▶ [Your task] Every line of the data below that holds the string "color" needs to be reported.

Dataset excerpts:
--------------------
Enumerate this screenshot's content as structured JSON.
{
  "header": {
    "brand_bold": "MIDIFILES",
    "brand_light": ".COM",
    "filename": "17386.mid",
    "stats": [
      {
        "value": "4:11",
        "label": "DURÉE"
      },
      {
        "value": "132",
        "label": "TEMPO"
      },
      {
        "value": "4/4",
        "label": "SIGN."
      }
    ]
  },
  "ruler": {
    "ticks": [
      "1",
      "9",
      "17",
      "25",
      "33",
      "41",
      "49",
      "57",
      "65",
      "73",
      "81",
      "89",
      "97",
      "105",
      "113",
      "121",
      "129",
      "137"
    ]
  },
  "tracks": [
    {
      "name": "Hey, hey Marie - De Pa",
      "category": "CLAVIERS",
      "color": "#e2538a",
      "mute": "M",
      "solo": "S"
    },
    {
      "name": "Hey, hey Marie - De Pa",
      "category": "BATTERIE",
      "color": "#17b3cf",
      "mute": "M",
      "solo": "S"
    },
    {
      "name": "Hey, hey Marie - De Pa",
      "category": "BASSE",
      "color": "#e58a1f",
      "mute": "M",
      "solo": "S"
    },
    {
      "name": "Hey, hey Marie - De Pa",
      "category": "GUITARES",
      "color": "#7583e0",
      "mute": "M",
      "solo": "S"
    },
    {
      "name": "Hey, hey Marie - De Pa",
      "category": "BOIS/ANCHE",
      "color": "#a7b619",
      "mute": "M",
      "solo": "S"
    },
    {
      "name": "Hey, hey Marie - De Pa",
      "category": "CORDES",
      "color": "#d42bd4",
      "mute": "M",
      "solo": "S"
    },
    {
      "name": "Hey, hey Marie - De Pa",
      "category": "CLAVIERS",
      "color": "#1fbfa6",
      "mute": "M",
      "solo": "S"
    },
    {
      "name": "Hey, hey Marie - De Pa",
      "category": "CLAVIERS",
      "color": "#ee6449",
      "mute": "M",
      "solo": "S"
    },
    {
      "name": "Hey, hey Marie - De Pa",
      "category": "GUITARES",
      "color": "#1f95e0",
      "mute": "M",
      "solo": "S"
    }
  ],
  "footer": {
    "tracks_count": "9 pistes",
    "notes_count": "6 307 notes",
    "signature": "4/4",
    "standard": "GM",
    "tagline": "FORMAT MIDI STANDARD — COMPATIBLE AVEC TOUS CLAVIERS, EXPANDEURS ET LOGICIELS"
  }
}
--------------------
▶ [Output of the exercise]
      "color": "#e2538a",
      "color": "#17b3cf",
      "color": "#e58a1f",
      "color": "#7583e0",
      "color": "#a7b619",
      "color": "#d42bd4",
      "color": "#1fbfa6",
      "color": "#ee6449",
      "color": "#1f95e0",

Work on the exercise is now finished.